Activity » All of the records below are to be printed exactly; the pictures are to be left out.

Input records »
————————
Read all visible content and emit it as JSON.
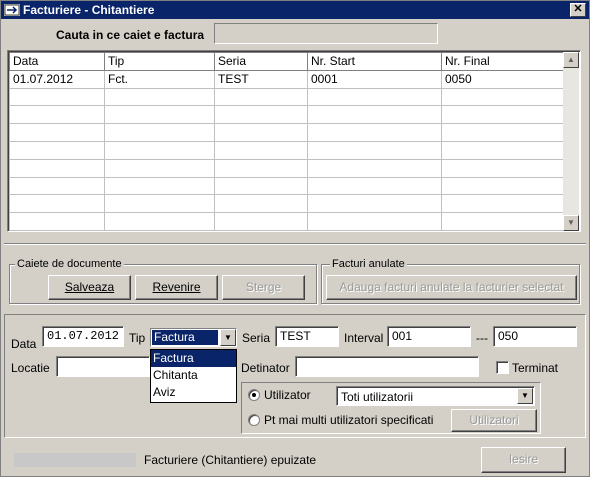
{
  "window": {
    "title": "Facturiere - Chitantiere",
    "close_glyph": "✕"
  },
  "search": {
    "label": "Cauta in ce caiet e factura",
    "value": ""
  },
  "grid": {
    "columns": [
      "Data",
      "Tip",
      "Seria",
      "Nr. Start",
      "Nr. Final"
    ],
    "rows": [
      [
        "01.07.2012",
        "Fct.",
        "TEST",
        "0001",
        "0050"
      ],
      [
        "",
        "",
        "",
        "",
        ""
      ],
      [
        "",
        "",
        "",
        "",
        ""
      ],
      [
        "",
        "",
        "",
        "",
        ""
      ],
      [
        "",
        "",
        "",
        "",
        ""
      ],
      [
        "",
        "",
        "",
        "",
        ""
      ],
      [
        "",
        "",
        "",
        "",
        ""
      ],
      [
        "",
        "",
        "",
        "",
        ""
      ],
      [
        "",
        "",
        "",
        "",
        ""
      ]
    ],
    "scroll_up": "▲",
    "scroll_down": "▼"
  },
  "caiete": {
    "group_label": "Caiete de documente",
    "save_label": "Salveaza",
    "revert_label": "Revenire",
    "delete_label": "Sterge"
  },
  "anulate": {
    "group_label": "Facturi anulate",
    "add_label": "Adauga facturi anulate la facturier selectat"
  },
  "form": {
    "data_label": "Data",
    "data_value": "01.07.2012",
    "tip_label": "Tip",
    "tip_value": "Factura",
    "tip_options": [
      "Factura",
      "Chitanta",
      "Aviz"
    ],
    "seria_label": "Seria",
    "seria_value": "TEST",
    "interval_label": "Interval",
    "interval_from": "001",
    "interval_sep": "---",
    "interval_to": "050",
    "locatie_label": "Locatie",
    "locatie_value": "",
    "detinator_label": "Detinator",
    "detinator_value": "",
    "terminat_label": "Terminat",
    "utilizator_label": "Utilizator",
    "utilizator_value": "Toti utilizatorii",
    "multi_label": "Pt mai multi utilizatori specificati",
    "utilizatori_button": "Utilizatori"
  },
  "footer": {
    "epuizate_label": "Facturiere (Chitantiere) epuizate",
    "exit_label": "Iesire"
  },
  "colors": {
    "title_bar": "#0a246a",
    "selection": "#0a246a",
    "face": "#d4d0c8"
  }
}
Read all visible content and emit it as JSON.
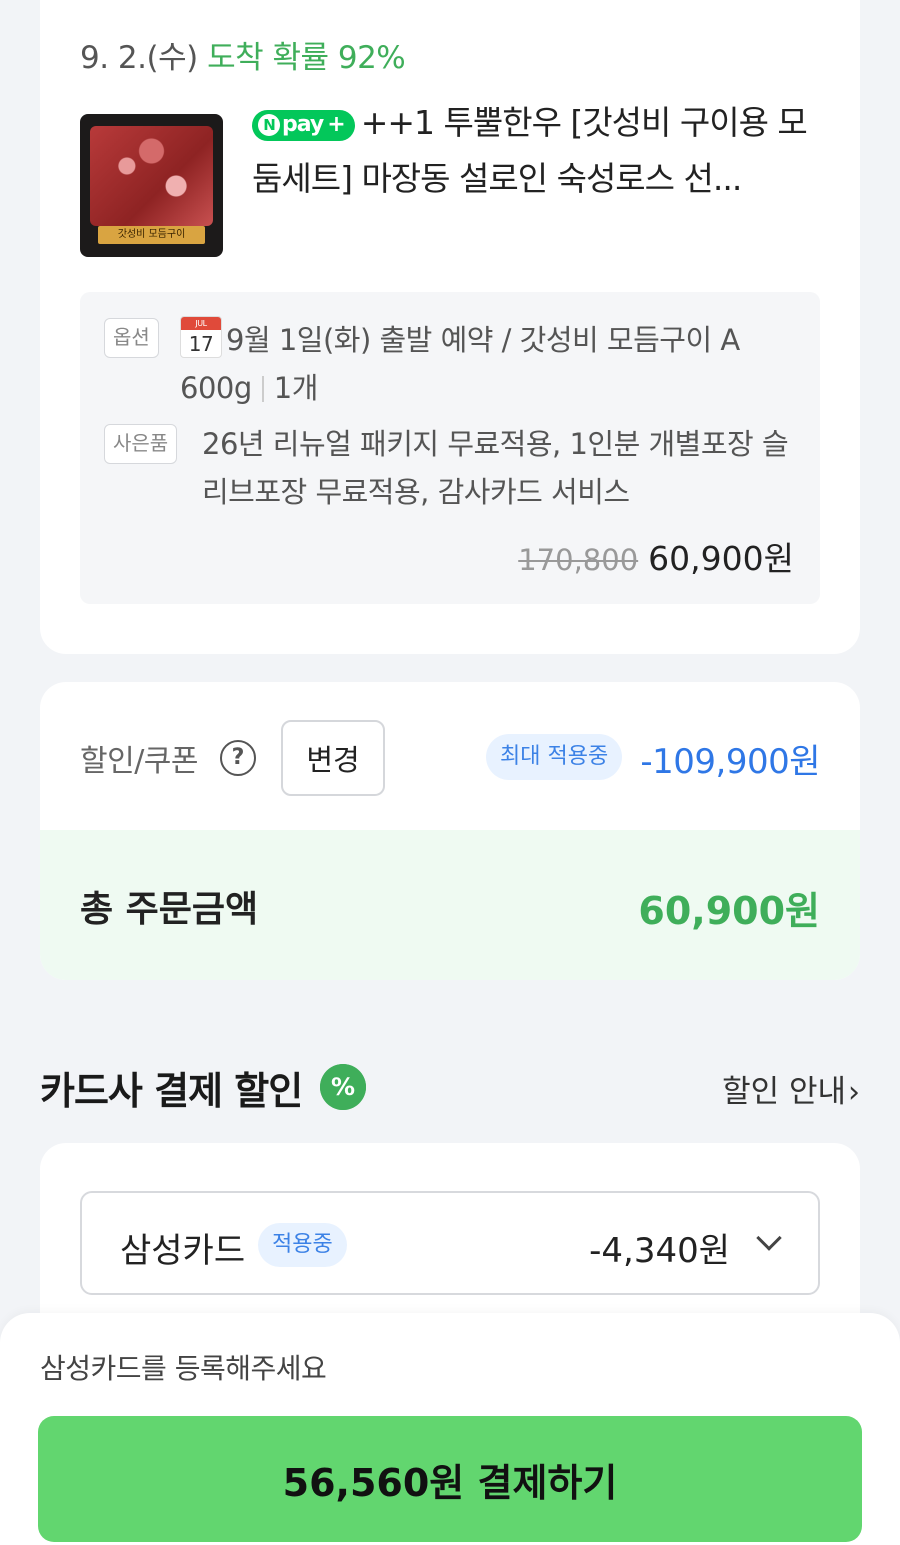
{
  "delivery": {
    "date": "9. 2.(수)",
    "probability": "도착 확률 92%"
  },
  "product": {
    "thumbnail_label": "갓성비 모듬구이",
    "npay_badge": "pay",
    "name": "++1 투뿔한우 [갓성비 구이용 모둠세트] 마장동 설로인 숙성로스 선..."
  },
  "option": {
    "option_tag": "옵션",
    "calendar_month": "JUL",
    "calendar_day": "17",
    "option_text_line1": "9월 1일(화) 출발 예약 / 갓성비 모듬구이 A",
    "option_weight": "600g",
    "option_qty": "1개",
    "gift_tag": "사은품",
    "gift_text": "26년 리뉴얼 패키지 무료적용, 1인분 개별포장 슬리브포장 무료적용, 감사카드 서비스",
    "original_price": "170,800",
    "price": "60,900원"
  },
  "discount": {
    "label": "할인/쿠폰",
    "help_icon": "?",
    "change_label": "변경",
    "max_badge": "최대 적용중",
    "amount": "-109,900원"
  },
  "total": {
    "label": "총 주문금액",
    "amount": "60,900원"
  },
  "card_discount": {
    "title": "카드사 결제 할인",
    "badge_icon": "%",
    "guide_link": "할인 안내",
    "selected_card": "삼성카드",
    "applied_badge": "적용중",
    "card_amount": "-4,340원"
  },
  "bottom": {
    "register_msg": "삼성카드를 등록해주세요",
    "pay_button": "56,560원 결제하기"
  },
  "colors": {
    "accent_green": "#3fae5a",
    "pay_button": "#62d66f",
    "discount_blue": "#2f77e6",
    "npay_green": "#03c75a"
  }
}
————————
Written response »
Read all visible content and emit it as JSON.
{
  "window": {
    "title": "Facturiere - Chitantiere",
    "close_glyph": "✕"
  },
  "search": {
    "label": "Cauta in ce caiet e factura",
    "value": ""
  },
  "grid": {
    "columns": [
      "Data",
      "Tip",
      "Seria",
      "Nr. Start",
      "Nr. Final"
    ],
    "rows": [
      [
        "01.07.2012",
        "Fct.",
        "TEST",
        "0001",
        "0050"
      ],
      [
        "",
        "",
        "",
        "",
        ""
      ],
      [
        "",
        "",
        "",
        "",
        ""
      ],
      [
        "",
        "",
        "",
        "",
        ""
      ],
      [
        "",
        "",
        "",
        "",
        ""
      ],
      [
        "",
        "",
        "",
        "",
        ""
      ],
      [
        "",
        "",
        "",
        "",
        ""
      ],
      [
        "",
        "",
        "",
        "",
        ""
      ],
      [
        "",
        "",
        "",
        "",
        ""
      ]
    ],
    "scroll_up": "▲",
    "scroll_down": "▼"
  },
  "caiete": {
    "group_label": "Caiete de documente",
    "save_label": "Salveaza",
    "revert_label": "Revenire",
    "delete_label": "Sterge"
  },
  "anulate": {
    "group_label": "Facturi anulate",
    "add_label": "Adauga facturi anulate la facturier selectat"
  },
  "form": {
    "data_label": "Data",
    "data_value": "01.07.2012",
    "tip_label": "Tip",
    "tip_value": "Factura",
    "tip_options": [
      "Factura",
      "Chitanta",
      "Aviz"
    ],
    "seria_label": "Seria",
    "seria_value": "TEST",
    "interval_label": "Interval",
    "interval_from": "001",
    "interval_sep": "---",
    "interval_to": "050",
    "locatie_label": "Locatie",
    "locatie_value": "",
    "detinator_label": "Detinator",
    "detinator_value": "",
    "terminat_label": "Terminat",
    "utilizator_label": "Utilizator",
    "utilizator_value": "Toti utilizatorii",
    "multi_label": "Pt mai multi utilizatori specificati",
    "utilizatori_button": "Utilizatori"
  },
  "footer": {
    "epuizate_label": "Facturiere (Chitantiere) epuizate",
    "exit_label": "Iesire"
  },
  "colors": {
    "title_bar": "#0a246a",
    "selection": "#0a246a",
    "face": "#d4d0c8"
  }
}
Read all visible content and emit it as JSON.
{
  "delivery": {
    "date": "9. 2.(수)",
    "probability": "도착 확률 92%"
  },
  "product": {
    "thumbnail_label": "갓성비 모듬구이",
    "npay_badge": "pay",
    "name": "++1 투뿔한우 [갓성비 구이용 모둠세트] 마장동 설로인 숙성로스 선..."
  },
  "option": {
    "option_tag": "옵션",
    "calendar_month": "JUL",
    "calendar_day": "17",
    "option_text_line1": "9월 1일(화) 출발 예약 / 갓성비 모듬구이 A",
    "option_weight": "600g",
    "option_qty": "1개",
    "gift_tag": "사은품",
    "gift_text": "26년 리뉴얼 패키지 무료적용, 1인분 개별포장 슬리브포장 무료적용, 감사카드 서비스",
    "original_price": "170,800",
    "price": "60,900원"
  },
  "discount": {
    "label": "할인/쿠폰",
    "help_icon": "?",
    "change_label": "변경",
    "max_badge": "최대 적용중",
    "amount": "-109,900원"
  },
  "total": {
    "label": "총 주문금액",
    "amount": "60,900원"
  },
  "card_discount": {
    "title": "카드사 결제 할인",
    "badge_icon": "%",
    "guide_link": "할인 안내",
    "selected_card": "삼성카드",
    "applied_badge": "적용중",
    "card_amount": "-4,340원"
  },
  "bottom": {
    "register_msg": "삼성카드를 등록해주세요",
    "pay_button": "56,560원 결제하기"
  },
  "colors": {
    "accent_green": "#3fae5a",
    "pay_button": "#62d66f",
    "discount_blue": "#2f77e6",
    "npay_green": "#03c75a"
  }
}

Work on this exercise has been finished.